I emphasized in the session that:
- Anyone can do this, you do not need permission.
- Ideas are literally all around us if you open your eyes to them.
- Creating and implementing new ideas is inherently an act of optimism, which will make you stand out from the crowd these days!
I had a few people come up afterward saying how enabling they found the ideas of the presentation. They were not ‘tech’ people and, before my talk, didn’t think they could do much of this themselves. Untrue! If you can simply edit content on your site (or have someone do it for you) you can immediately begin improving it.
Here are the slides for your reference.
I also offer this same presentation as a staff workshop. If you see value in empowering staff to do more with your web site, drop me a note and we can discuss putting a program together for you. Your members will thank you!
On a global consulting forum I belong to, Alan Weiss suggested that one thing to explore on a regular basis with direct reports is whether they are spending their time mostly fixing things or improving them. This is a great question for your Web and IT teams as well.
For teams that involve technology such as the Web and IT, it’s critical that they have a primary focus on improving the value of what others in the organization can achieve. IT and Web technology are pre-requisites for almost any endeavor these days. Teams that focus on improving and creating new value will increase the ROI of your technology investments and create an organization that constantly increases the value you offer to your constituents.
If your teams spend most of their time simply putting out fires, then they are leaving a lot of value on the table.
Don’t get me wrong, being able to troubleshoot, debug, and investigate the weird glitches and problems that technology entails is an important activity and skillset.
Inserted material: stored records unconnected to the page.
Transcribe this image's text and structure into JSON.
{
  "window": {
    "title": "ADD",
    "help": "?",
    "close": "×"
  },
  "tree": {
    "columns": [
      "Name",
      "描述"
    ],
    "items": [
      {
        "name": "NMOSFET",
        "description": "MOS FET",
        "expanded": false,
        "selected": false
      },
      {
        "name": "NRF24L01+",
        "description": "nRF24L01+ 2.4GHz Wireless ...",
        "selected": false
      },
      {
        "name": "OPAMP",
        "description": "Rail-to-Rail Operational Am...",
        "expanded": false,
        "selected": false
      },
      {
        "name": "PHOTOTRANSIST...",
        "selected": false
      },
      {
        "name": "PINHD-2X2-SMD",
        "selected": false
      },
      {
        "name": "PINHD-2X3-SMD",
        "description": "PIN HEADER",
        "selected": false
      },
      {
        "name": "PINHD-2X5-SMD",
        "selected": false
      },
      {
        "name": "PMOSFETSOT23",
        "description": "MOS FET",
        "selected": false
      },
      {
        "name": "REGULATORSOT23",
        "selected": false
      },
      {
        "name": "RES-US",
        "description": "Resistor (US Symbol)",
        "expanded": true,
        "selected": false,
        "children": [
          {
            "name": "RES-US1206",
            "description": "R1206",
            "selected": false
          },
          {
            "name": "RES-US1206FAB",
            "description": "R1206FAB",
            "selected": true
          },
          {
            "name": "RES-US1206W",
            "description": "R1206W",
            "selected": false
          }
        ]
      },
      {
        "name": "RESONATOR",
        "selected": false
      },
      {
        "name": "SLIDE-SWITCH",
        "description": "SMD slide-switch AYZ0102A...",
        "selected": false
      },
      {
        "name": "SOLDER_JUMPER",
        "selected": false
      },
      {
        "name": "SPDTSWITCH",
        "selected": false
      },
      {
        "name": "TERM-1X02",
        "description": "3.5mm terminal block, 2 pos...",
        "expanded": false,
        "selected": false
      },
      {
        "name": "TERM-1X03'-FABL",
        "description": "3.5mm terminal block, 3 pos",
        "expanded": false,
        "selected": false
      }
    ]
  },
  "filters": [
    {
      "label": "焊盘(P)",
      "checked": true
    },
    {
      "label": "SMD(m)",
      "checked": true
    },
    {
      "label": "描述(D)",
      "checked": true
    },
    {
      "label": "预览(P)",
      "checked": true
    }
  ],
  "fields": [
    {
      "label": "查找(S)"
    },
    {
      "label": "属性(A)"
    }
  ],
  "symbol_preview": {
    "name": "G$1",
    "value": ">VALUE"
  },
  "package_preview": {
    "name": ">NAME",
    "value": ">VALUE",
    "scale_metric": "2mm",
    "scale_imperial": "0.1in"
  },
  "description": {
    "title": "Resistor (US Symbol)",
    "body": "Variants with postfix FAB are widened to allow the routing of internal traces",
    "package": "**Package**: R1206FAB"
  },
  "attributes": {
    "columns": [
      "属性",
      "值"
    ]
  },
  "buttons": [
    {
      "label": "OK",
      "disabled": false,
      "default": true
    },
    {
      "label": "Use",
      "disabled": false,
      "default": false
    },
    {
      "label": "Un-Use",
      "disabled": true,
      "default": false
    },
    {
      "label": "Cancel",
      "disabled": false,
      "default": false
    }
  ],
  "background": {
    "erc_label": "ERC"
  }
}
However, it’s not why your teams exist.
Mark Athitakis, senior editor with ASAE & the Center for Association Leadership, posted a great summary of my presentation last week at the ASAE Technology Conference.
In the session, titled Super-charging Your Web Team: Recruiting, Training, and Managing Your In-house Web Talent, I shared my top tips and secrets on how to maximize the value that your web staff can contribute to your organization. You can read Mark’s notes here on ASAE’s wiki.
An association executive on a list I belong to asked this week if organizations should have a web committee to determine the content, design and functionality of their site.
My answer? No.
The problem I have had with most web committees is that they often pursue solutions via consensus. Each individual comes to the committee with their agenda and the group then works out some compromise where no one gets everything and everyone gets something. This results in web sites where no one can find anything and that produce relatively low value for their organizations.
Every site must have defined, focused, outcomes that it is intended to create if it will generate significant value. Committees just can’t do this because of their structure.
What does work? Teams.
This isn’t just semantics. A team is a group of people who are pursuing a common goal. They will succeed or fail together and therefore have incentive to collaborate and endeavor toward common goals. This requires some extra effort and thought by senior management but, hey, that’s why they have that job!
Web committees, as they are usually constituted and governed, fail to produce value at the level that a focused team can achieve.
I can’t tell you how many people I’ve heard bemoan the limitations of draconian style and design guides for their corporate web site. It is a very common complaint and always happens to a certain extent. However, when the complaints are endemic it’s usually because the department that manages the site has determined their job is creating compliance rather than results.
The best web teams are those that focus on generating results above all else. Guides and standards can be very useful tools and I’ve helped to generate a bunch of them. However, they are a means to an end. Don’t let your guidelines become straight jackets that limit your ability to achieve fantastic results online.